---------- Entries supplied ----------

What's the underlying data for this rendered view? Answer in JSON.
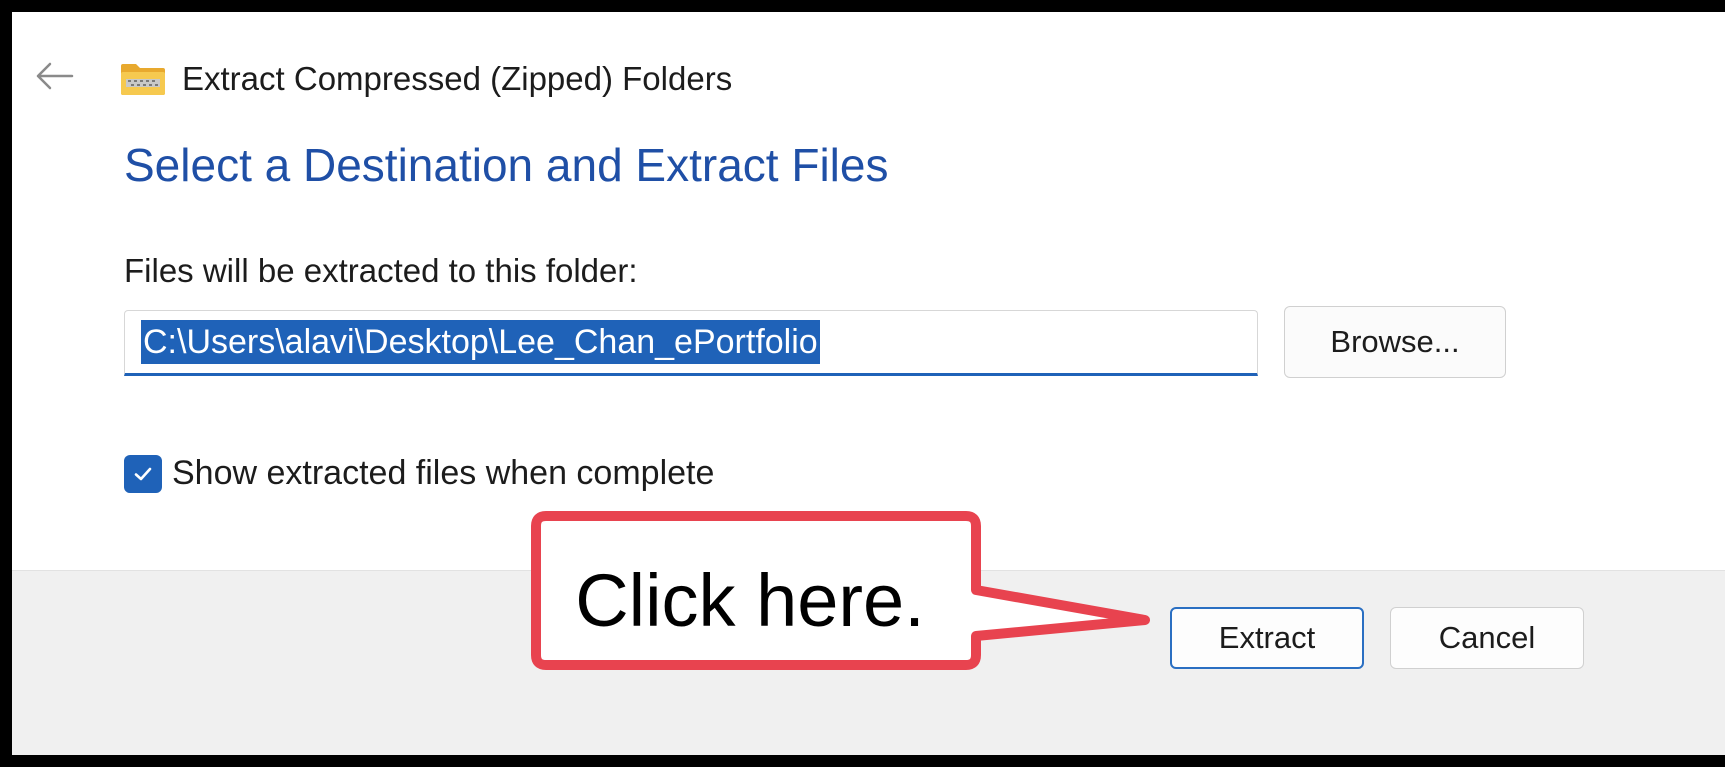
{
  "window": {
    "title": "Extract Compressed (Zipped) Folders",
    "back_icon": "back-arrow-icon",
    "app_icon": "zipped-folder-icon"
  },
  "main": {
    "heading": "Select a Destination and Extract Files",
    "destination_label": "Files will be extracted to this folder:",
    "destination_value": "C:\\Users\\alavi\\Desktop\\Lee_Chan_ePortfolio",
    "browse_label": "Browse...",
    "show_files_checkbox": {
      "label": "Show extracted files when complete",
      "checked": true
    }
  },
  "footer": {
    "extract_label": "Extract",
    "cancel_label": "Cancel"
  },
  "annotation": {
    "callout_text": "Click here.",
    "callout_color": "#e8434f"
  },
  "colors": {
    "accent": "#1f62b8",
    "heading": "#1f4fa6",
    "footer_bg": "#f0f0f0"
  }
}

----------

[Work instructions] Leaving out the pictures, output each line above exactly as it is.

[Result of the task]
What's the underlying data for this rendered view? Answer in JSON.
{
  "window": {
    "title": "Extract Compressed (Zipped) Folders",
    "back_icon": "back-arrow-icon",
    "app_icon": "zipped-folder-icon"
  },
  "main": {
    "heading": "Select a Destination and Extract Files",
    "destination_label": "Files will be extracted to this folder:",
    "destination_value": "C:\\Users\\alavi\\Desktop\\Lee_Chan_ePortfolio",
    "browse_label": "Browse...",
    "show_files_checkbox": {
      "label": "Show extracted files when complete",
      "checked": true
    }
  },
  "footer": {
    "extract_label": "Extract",
    "cancel_label": "Cancel"
  },
  "annotation": {
    "callout_text": "Click here.",
    "callout_color": "#e8434f"
  },
  "colors": {
    "accent": "#1f62b8",
    "heading": "#1f4fa6",
    "footer_bg": "#f0f0f0"
  }
}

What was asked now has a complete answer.